-- Listed records follows --

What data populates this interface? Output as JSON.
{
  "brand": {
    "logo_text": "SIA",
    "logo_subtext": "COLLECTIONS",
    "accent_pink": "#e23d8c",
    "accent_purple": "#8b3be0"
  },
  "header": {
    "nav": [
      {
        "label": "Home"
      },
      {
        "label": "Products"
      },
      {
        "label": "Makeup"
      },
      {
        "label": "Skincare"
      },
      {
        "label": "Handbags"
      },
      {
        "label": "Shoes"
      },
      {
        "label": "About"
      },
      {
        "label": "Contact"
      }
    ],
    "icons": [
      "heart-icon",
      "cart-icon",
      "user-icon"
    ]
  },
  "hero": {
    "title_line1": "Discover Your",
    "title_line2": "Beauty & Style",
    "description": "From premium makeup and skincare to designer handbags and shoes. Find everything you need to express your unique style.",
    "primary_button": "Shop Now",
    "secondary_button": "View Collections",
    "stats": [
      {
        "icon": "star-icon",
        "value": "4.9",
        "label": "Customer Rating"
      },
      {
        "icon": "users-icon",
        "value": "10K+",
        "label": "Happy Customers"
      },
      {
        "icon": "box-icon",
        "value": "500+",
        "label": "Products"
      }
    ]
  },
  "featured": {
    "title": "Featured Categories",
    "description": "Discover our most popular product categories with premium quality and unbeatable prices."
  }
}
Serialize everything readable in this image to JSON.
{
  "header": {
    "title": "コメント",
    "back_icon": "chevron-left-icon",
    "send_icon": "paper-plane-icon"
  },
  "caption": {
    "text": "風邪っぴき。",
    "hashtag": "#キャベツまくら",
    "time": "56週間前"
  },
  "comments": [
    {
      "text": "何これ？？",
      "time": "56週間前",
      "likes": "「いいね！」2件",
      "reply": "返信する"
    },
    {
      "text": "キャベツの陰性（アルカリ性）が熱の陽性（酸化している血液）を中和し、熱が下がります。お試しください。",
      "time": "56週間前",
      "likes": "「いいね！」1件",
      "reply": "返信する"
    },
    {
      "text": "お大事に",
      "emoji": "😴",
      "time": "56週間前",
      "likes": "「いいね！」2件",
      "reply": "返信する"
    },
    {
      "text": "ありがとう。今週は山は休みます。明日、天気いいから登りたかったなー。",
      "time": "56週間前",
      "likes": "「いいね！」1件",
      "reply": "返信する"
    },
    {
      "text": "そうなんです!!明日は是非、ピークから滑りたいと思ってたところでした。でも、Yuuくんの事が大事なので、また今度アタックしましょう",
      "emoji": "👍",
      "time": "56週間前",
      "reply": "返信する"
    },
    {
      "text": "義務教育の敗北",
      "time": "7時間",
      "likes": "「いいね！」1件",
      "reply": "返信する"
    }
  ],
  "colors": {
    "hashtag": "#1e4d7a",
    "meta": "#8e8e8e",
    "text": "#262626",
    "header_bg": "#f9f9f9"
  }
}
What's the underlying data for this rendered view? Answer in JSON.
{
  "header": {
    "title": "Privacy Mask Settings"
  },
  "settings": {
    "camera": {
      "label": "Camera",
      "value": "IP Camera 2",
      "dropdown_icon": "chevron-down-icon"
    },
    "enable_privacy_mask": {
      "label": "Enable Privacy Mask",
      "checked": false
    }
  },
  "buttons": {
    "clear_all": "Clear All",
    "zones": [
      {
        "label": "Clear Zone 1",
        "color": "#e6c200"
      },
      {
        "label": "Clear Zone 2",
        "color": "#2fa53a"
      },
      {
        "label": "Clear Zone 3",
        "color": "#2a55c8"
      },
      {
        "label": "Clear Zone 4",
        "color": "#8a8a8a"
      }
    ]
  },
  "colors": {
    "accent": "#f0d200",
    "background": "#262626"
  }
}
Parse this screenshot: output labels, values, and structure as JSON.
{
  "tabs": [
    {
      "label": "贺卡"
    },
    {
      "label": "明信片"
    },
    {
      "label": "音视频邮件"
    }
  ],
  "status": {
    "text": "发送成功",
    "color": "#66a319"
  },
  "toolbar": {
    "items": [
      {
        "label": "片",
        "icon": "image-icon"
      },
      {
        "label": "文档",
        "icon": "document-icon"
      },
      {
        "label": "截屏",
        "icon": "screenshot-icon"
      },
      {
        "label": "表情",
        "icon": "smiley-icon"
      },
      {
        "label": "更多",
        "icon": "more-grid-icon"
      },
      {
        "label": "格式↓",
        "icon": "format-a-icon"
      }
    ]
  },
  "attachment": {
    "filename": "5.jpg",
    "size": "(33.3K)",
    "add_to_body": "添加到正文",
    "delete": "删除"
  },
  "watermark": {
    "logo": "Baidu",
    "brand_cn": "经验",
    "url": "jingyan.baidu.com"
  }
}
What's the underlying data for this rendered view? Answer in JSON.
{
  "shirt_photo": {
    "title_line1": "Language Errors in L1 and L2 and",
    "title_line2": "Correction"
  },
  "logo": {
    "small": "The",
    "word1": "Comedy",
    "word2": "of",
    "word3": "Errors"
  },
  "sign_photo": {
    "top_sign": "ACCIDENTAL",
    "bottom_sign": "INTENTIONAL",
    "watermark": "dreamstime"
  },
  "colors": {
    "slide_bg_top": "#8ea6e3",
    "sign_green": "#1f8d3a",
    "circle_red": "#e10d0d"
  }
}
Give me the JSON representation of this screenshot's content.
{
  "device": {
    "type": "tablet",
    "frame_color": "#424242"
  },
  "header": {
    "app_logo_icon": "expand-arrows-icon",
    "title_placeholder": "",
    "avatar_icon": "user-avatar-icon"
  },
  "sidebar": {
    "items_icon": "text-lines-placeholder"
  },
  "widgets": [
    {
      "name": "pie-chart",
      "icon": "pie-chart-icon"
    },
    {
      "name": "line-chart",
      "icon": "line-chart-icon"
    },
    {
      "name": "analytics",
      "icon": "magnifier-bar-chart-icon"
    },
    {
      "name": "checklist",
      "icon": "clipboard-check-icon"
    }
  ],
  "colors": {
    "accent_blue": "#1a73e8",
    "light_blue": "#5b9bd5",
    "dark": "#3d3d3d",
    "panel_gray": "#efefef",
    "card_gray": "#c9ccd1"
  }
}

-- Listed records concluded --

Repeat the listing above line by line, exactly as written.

_Answer area_
What data populates this interface? Output as JSON.
{
  "brand": {
    "logo_text": "SIA",
    "logo_subtext": "COLLECTIONS",
    "accent_pink": "#e23d8c",
    "accent_purple": "#8b3be0"
  },
  "header": {
    "nav": [
      {
        "label": "Home"
      },
      {
        "label": "Products"
      },
      {
        "label": "Makeup"
      },
      {
        "label": "Skincare"
      },
      {
        "label": "Handbags"
      },
      {
        "label": "Shoes"
      },
      {
        "label": "About"
      },
      {
        "label": "Contact"
      }
    ],
    "icons": [
      "heart-icon",
      "cart-icon",
      "user-icon"
    ]
  },
  "hero": {
    "title_line1": "Discover Your",
    "title_line2": "Beauty & Style",
    "description": "From premium makeup and skincare to designer handbags and shoes. Find everything you need to express your unique style.",
    "primary_button": "Shop Now",
    "secondary_button": "View Collections",
    "stats": [
      {
        "icon": "star-icon",
        "value": "4.9",
        "label": "Customer Rating"
      },
      {
        "icon": "users-icon",
        "value": "10K+",
        "label": "Happy Customers"
      },
      {
        "icon": "box-icon",
        "value": "500+",
        "label": "Products"
      }
    ]
  },
  "featured": {
    "title": "Featured Categories",
    "description": "Discover our most popular product categories with premium quality and unbeatable prices."
  }
}
Serialize everything readable in this image to JSON.
{
  "header": {
    "title": "コメント",
    "back_icon": "chevron-left-icon",
    "send_icon": "paper-plane-icon"
  },
  "caption": {
    "text": "風邪っぴき。",
    "hashtag": "#キャベツまくら",
    "time": "56週間前"
  },
  "comments": [
    {
      "text": "何これ？？",
      "time": "56週間前",
      "likes": "「いいね！」2件",
      "reply": "返信する"
    },
    {
      "text": "キャベツの陰性（アルカリ性）が熱の陽性（酸化している血液）を中和し、熱が下がります。お試しください。",
      "time": "56週間前",
      "likes": "「いいね！」1件",
      "reply": "返信する"
    },
    {
      "text": "お大事に",
      "emoji": "😴",
      "time": "56週間前",
      "likes": "「いいね！」2件",
      "reply": "返信する"
    },
    {
      "text": "ありがとう。今週は山は休みます。明日、天気いいから登りたかったなー。",
      "time": "56週間前",
      "likes": "「いいね！」1件",
      "reply": "返信する"
    },
    {
      "text": "そうなんです!!明日は是非、ピークから滑りたいと思ってたところでした。でも、Yuuくんの事が大事なので、また今度アタックしましょう",
      "emoji": "👍",
      "time": "56週間前",
      "reply": "返信する"
    },
    {
      "text": "義務教育の敗北",
      "time": "7時間",
      "likes": "「いいね！」1件",
      "reply": "返信する"
    }
  ],
  "colors": {
    "hashtag": "#1e4d7a",
    "meta": "#8e8e8e",
    "text": "#262626",
    "header_bg": "#f9f9f9"
  }
}
What's the underlying data for this rendered view? Answer in JSON.
{
  "header": {
    "title": "Privacy Mask Settings"
  },
  "settings": {
    "camera": {
      "label": "Camera",
      "value": "IP Camera 2",
      "dropdown_icon": "chevron-down-icon"
    },
    "enable_privacy_mask": {
      "label": "Enable Privacy Mask",
      "checked": false
    }
  },
  "buttons": {
    "clear_all": "Clear All",
    "zones": [
      {
        "label": "Clear Zone 1",
        "color": "#e6c200"
      },
      {
        "label": "Clear Zone 2",
        "color": "#2fa53a"
      },
      {
        "label": "Clear Zone 3",
        "color": "#2a55c8"
      },
      {
        "label": "Clear Zone 4",
        "color": "#8a8a8a"
      }
    ]
  },
  "colors": {
    "accent": "#f0d200",
    "background": "#262626"
  }
}
Parse this screenshot: output labels, values, and structure as JSON.
{
  "tabs": [
    {
      "label": "贺卡"
    },
    {
      "label": "明信片"
    },
    {
      "label": "音视频邮件"
    }
  ],
  "status": {
    "text": "发送成功",
    "color": "#66a319"
  },
  "toolbar": {
    "items": [
      {
        "label": "片",
        "icon": "image-icon"
      },
      {
        "label": "文档",
        "icon": "document-icon"
      },
      {
        "label": "截屏",
        "icon": "screenshot-icon"
      },
      {
        "label": "表情",
        "icon": "smiley-icon"
      },
      {
        "label": "更多",
        "icon": "more-grid-icon"
      },
      {
        "label": "格式↓",
        "icon": "format-a-icon"
      }
    ]
  },
  "attachment": {
    "filename": "5.jpg",
    "size": "(33.3K)",
    "add_to_body": "添加到正文",
    "delete": "删除"
  },
  "watermark": {
    "logo": "Baidu",
    "brand_cn": "经验",
    "url": "jingyan.baidu.com"
  }
}
What's the underlying data for this rendered view? Answer in JSON.
{
  "shirt_photo": {
    "title_line1": "Language Errors in L1 and L2 and",
    "title_line2": "Correction"
  },
  "logo": {
    "small": "The",
    "word1": "Comedy",
    "word2": "of",
    "word3": "Errors"
  },
  "sign_photo": {
    "top_sign": "ACCIDENTAL",
    "bottom_sign": "INTENTIONAL",
    "watermark": "dreamstime"
  },
  "colors": {
    "slide_bg_top": "#8ea6e3",
    "sign_green": "#1f8d3a",
    "circle_red": "#e10d0d"
  }
}
Give me the JSON representation of this screenshot's content.
{
  "device": {
    "type": "tablet",
    "frame_color": "#424242"
  },
  "header": {
    "app_logo_icon": "expand-arrows-icon",
    "title_placeholder": "",
    "avatar_icon": "user-avatar-icon"
  },
  "sidebar": {
    "items_icon": "text-lines-placeholder"
  },
  "widgets": [
    {
      "name": "pie-chart",
      "icon": "pie-chart-icon"
    },
    {
      "name": "line-chart",
      "icon": "line-chart-icon"
    },
    {
      "name": "analytics",
      "icon": "magnifier-bar-chart-icon"
    },
    {
      "name": "checklist",
      "icon": "clipboard-check-icon"
    }
  ],
  "colors": {
    "accent_blue": "#1a73e8",
    "light_blue": "#5b9bd5",
    "dark": "#3d3d3d",
    "panel_gray": "#efefef",
    "card_gray": "#c9ccd1"
  }
}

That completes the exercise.